TASK TO CARRY OUT -> Tally the lines below that hold the string "name", and report the tally by itself.
⁂
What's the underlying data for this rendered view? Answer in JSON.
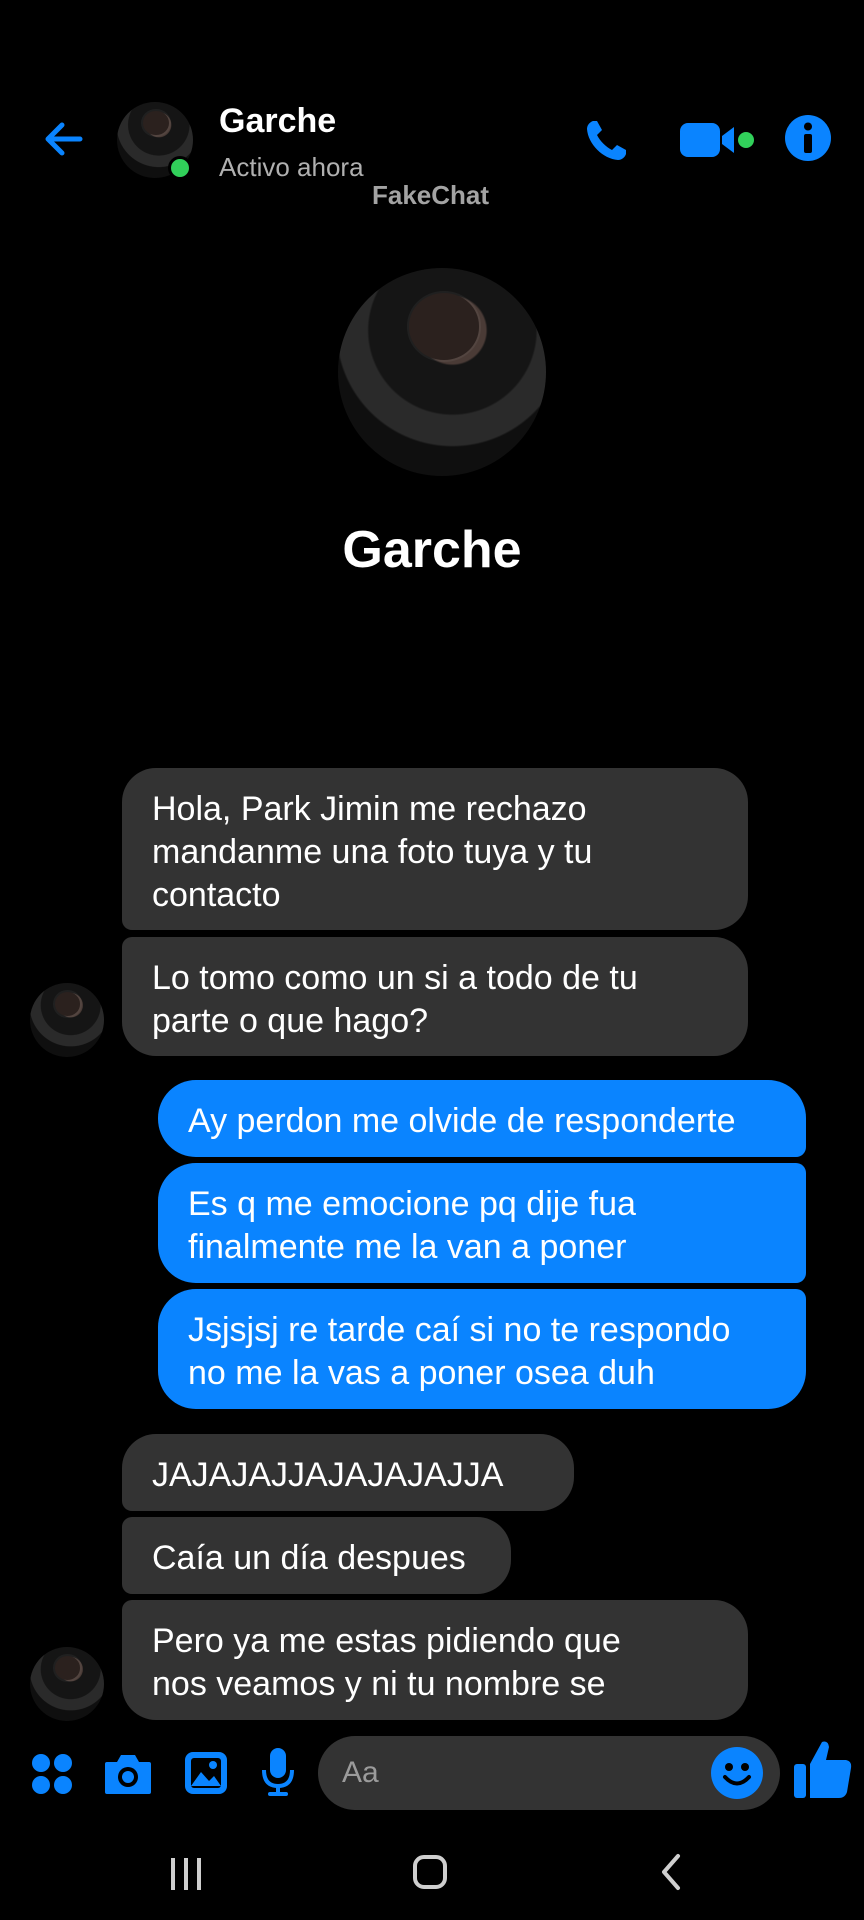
{
  "header": {
    "title": "Garche",
    "status": "Activo ahora",
    "watermark": "FakeChat",
    "accent_color": "#0a84ff",
    "online_color": "#31d05a",
    "icons": [
      "back-arrow-icon",
      "phone-icon",
      "video-icon",
      "info-icon"
    ]
  },
  "profile": {
    "name": "Garche"
  },
  "messages": [
    {
      "side": "in",
      "text": "Hola, Park Jimin me rechazo\nmandanme una foto tuya y tu\ncontacto"
    },
    {
      "side": "in",
      "text": "Lo tomo como un si a todo de tu\nparte o que hago?"
    },
    {
      "side": "out",
      "text": "Ay perdon me olvide de responderte"
    },
    {
      "side": "out",
      "text": "Es q me emocione pq dije fua\nfinalmente me la van a poner"
    },
    {
      "side": "out",
      "text": "Jsjsjsj re tarde caí si no te respondo\nno me la vas a poner osea duh"
    },
    {
      "side": "in",
      "text": "JAJAJAJJAJAJAJAJJA"
    },
    {
      "side": "in",
      "text": "Caía un día despues"
    },
    {
      "side": "in",
      "text": "Pero ya me estas pidiendo que\nnos veamos y ni tu nombre se"
    }
  ],
  "composer": {
    "placeholder": "Aa",
    "icons": [
      "apps-icon",
      "camera-icon",
      "gallery-icon",
      "mic-icon",
      "emoji-icon",
      "thumbs-up-icon"
    ]
  },
  "nav": {
    "icons": [
      "recents-icon",
      "home-icon",
      "back-icon"
    ]
  }
}
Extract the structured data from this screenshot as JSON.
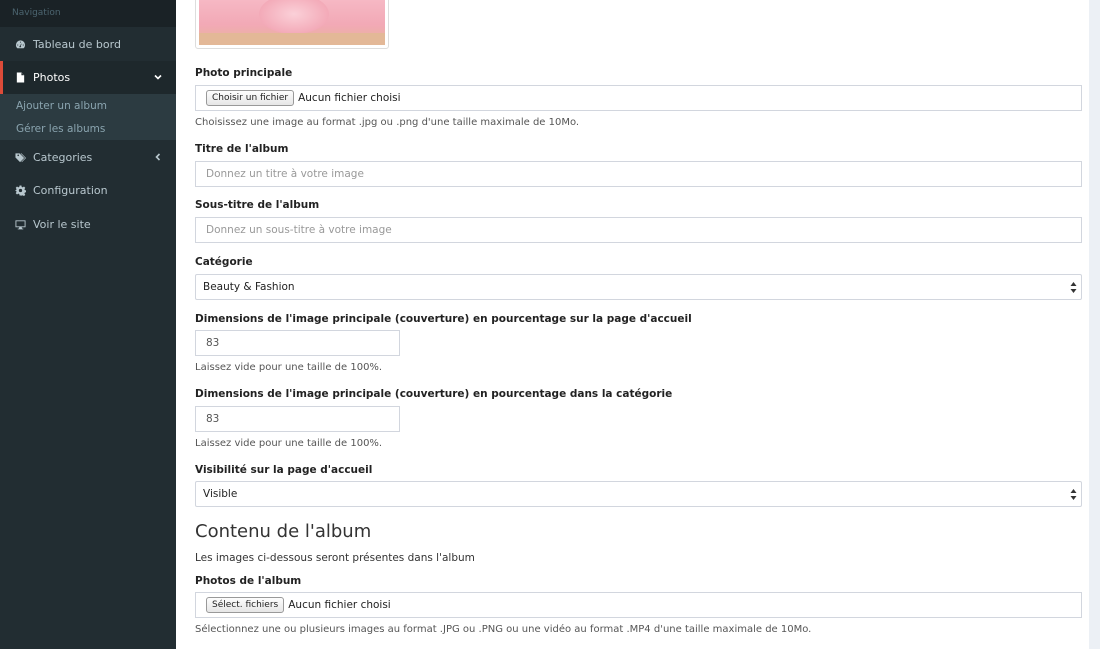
{
  "sidebar": {
    "header": "Navigation",
    "items": [
      {
        "label": "Tableau de bord",
        "icon": "dashboard-icon"
      },
      {
        "label": "Photos",
        "icon": "file-icon"
      },
      {
        "label": "Categories",
        "icon": "tags-icon"
      },
      {
        "label": "Configuration",
        "icon": "gear-icon"
      },
      {
        "label": "Voir le site",
        "icon": "desktop-icon"
      }
    ],
    "submenu": [
      {
        "label": "Ajouter un album"
      },
      {
        "label": "Gérer les albums"
      }
    ],
    "accent_color": "#dd4b39"
  },
  "form": {
    "main_photo": {
      "label": "Photo principale",
      "button": "Choisir un fichier",
      "status": "Aucun fichier choisi",
      "help": "Choisissez une image au format .jpg ou .png d'une taille maximale de 10Mo."
    },
    "title": {
      "label": "Titre de l'album",
      "placeholder": "Donnez un titre à votre image"
    },
    "subtitle": {
      "label": "Sous-titre de l'album",
      "placeholder": "Donnez un sous-titre à votre image"
    },
    "category": {
      "label": "Catégorie",
      "selected": "Beauty & Fashion"
    },
    "size_home": {
      "label": "Dimensions de l'image principale (couverture) en pourcentage sur la page d'accueil",
      "value": "83",
      "help": "Laissez vide pour une taille de 100%."
    },
    "size_category": {
      "label": "Dimensions de l'image principale (couverture) en pourcentage dans la catégorie",
      "value": "83",
      "help": "Laissez vide pour une taille de 100%."
    },
    "visibility": {
      "label": "Visibilité sur la page d'accueil",
      "selected": "Visible"
    }
  },
  "album_content": {
    "heading": "Contenu de l'album",
    "description": "Les images ci-dessous seront présentes dans l'album",
    "photos": {
      "label": "Photos de l'album",
      "button": "Sélect. fichiers",
      "status": "Aucun fichier choisi",
      "help": "Sélectionnez une ou plusieurs images au format .JPG ou .PNG ou une vidéo au format .MP4 d'une taille maximale de 10Mo."
    }
  }
}
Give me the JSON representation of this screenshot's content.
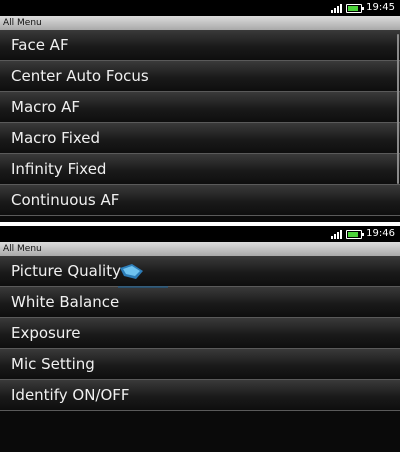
{
  "screen1": {
    "status": {
      "time": "19:45",
      "battery_level": 0.7
    },
    "title": "All Menu",
    "items": [
      {
        "label": "Face AF"
      },
      {
        "label": "Center Auto Focus"
      },
      {
        "label": "Macro AF"
      },
      {
        "label": "Macro Fixed"
      },
      {
        "label": "Infinity Fixed"
      },
      {
        "label": "Continuous AF"
      }
    ]
  },
  "screen2": {
    "status": {
      "time": "19:46",
      "battery_level": 0.7
    },
    "title": "All Menu",
    "items": [
      {
        "label": "Picture Quality"
      },
      {
        "label": "White Balance"
      },
      {
        "label": "Exposure"
      },
      {
        "label": "Mic Setting"
      },
      {
        "label": "Identify ON/OFF"
      }
    ]
  },
  "colors": {
    "battery": "#4cd23a",
    "titlebar": "#c4c4c4",
    "item_bg": "#1a1a1a",
    "divider": "#5a5a5a"
  },
  "icons": [
    "signal-icon",
    "battery-icon",
    "watermark-logo"
  ]
}
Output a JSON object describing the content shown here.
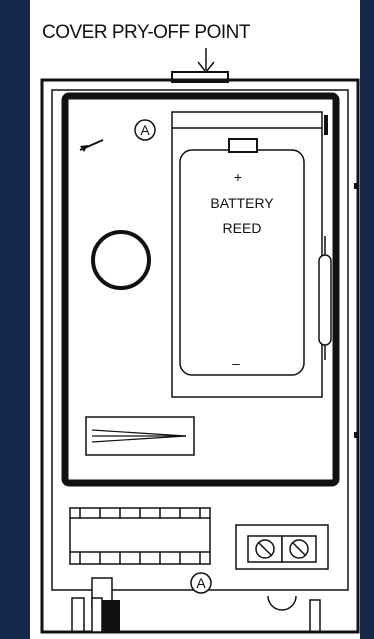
{
  "diagram": {
    "caption": "COVER PRY-OFF POINT",
    "battery_plus": "+",
    "battery_label_1": "BATTERY",
    "battery_label_2": "REED",
    "battery_minus": "–",
    "marker_label": "A",
    "colors": {
      "background": "#15294a",
      "panel": "#ffffff",
      "ink": "#111111"
    }
  }
}
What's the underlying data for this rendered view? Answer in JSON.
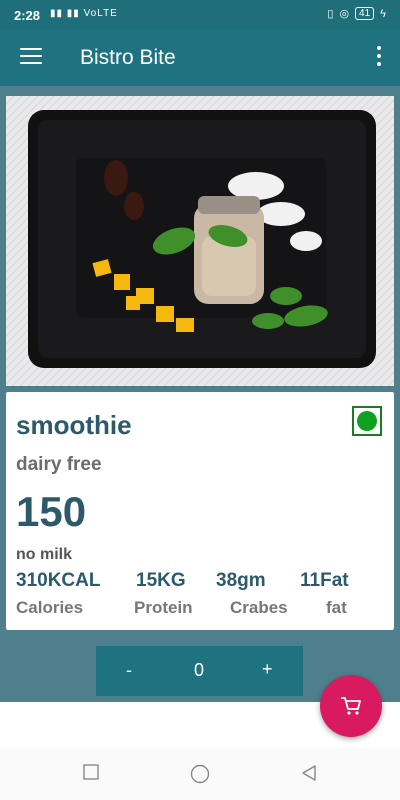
{
  "status_bar": {
    "time": "2:28",
    "signal_text": "▮▮ ▮▮ VoLTE",
    "battery": "41"
  },
  "app_bar": {
    "title": "Bistro Bite",
    "menu_icon": "hamburger-menu-icon",
    "more_icon": "more-vert-icon"
  },
  "item": {
    "name": "smoothie",
    "subtitle": "dairy free",
    "price": "150",
    "note": "no milk",
    "veg_badge_color": "#10a020",
    "nutrition": [
      {
        "value": "310KCAL",
        "label": "Calories"
      },
      {
        "value": "15KG",
        "label": "Protein"
      },
      {
        "value": "38gm",
        "label": "Crabes"
      },
      {
        "value": "11Fat",
        "label": "fat"
      }
    ]
  },
  "quantity": {
    "minus": "-",
    "value": "0",
    "plus": "+"
  },
  "fab": {
    "icon": "cart-icon",
    "color": "#d81b60"
  },
  "nav": {
    "back": "back-icon",
    "home": "home-icon",
    "recents": "recents-icon"
  },
  "colors": {
    "primary": "#1f7280",
    "content_bg": "#4f7f8c",
    "accent": "#d81b60"
  }
}
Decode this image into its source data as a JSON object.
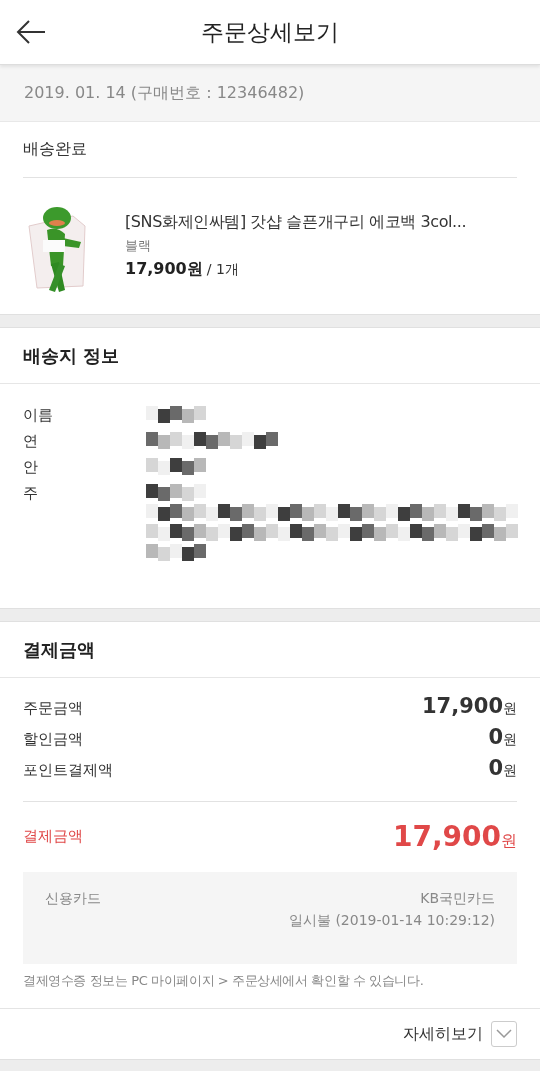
{
  "header": {
    "title": "주문상세보기"
  },
  "order": {
    "date": "2019. 01. 14",
    "number_label": "(구매번호 : 12346482)"
  },
  "shipment": {
    "status": "배송완료",
    "product": {
      "kind": "picture",
      "name": "[SNS화제인싸템] 갓샵 슬픈개구리 에코백 3col...",
      "option": "블랙",
      "price": "17,900원",
      "quantity": "/ 1개"
    }
  },
  "delivery": {
    "title": "배송지 정보",
    "fields": [
      {
        "label": "이름",
        "kind": "single"
      },
      {
        "label": "연",
        "kind": "single"
      },
      {
        "label": "안",
        "kind": "single"
      },
      {
        "label": "주",
        "kind": "address"
      }
    ]
  },
  "payment": {
    "title": "결제금액",
    "rows": [
      {
        "label": "주문금액",
        "amount": "17,900",
        "unit": "원"
      },
      {
        "label": "할인금액",
        "amount": "0",
        "unit": "원"
      },
      {
        "label": "포인트결제액",
        "amount": "0",
        "unit": "원"
      }
    ],
    "total": {
      "label": "결제금액",
      "amount": "17,900",
      "unit": "원"
    },
    "method": {
      "type": "신용카드",
      "card": "KB국민카드",
      "detail": "일시불 (2019-01-14 10:29:12)"
    },
    "notice": "결제영수증 정보는 PC 마이페이지 > 주문상세에서 확인할 수 있습니다.",
    "more": {
      "label": "자세히보기",
      "expanded": false
    }
  }
}
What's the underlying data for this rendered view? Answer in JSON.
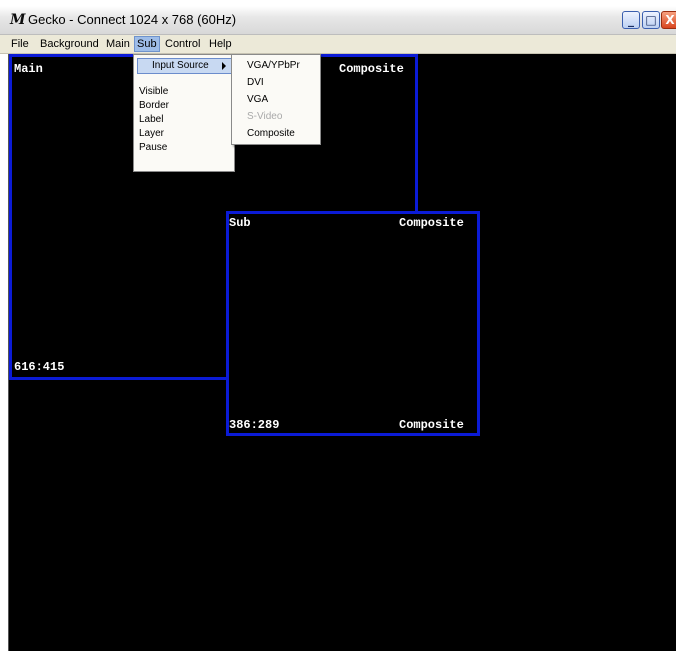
{
  "window": {
    "title": "Gecko - Connect 1024 x 768 (60Hz)",
    "icon": "M",
    "controls": {
      "minimize": "_",
      "maximize": "□",
      "close": "X"
    }
  },
  "menubar": {
    "items": [
      "File",
      "Background",
      "Main",
      "Sub",
      "Control",
      "Help"
    ],
    "active": "Sub"
  },
  "sub_menu": {
    "items": [
      {
        "label": "Input Source",
        "has_submenu": true,
        "highlighted": true
      },
      {
        "label": "Visible"
      },
      {
        "label": "Border"
      },
      {
        "label": "Label"
      },
      {
        "label": "Layer"
      },
      {
        "label": "Pause"
      }
    ]
  },
  "input_source_menu": {
    "items": [
      {
        "label": "VGA/YPbPr",
        "enabled": true
      },
      {
        "label": "DVI",
        "enabled": true
      },
      {
        "label": "VGA",
        "enabled": true
      },
      {
        "label": "S-Video",
        "enabled": false
      },
      {
        "label": "Composite",
        "enabled": true
      }
    ]
  },
  "main_window": {
    "name": "Main",
    "source": "Composite",
    "resolution": "616:415"
  },
  "sub_window": {
    "name": "Sub",
    "source_top": "Composite",
    "resolution": "386:289",
    "source_bottom": "Composite"
  },
  "colors": {
    "frame_border": "#0b1bd6",
    "viewport_bg": "#000000",
    "menu_highlight": "#c8d9f2"
  }
}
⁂
ANSWER BOX -> 5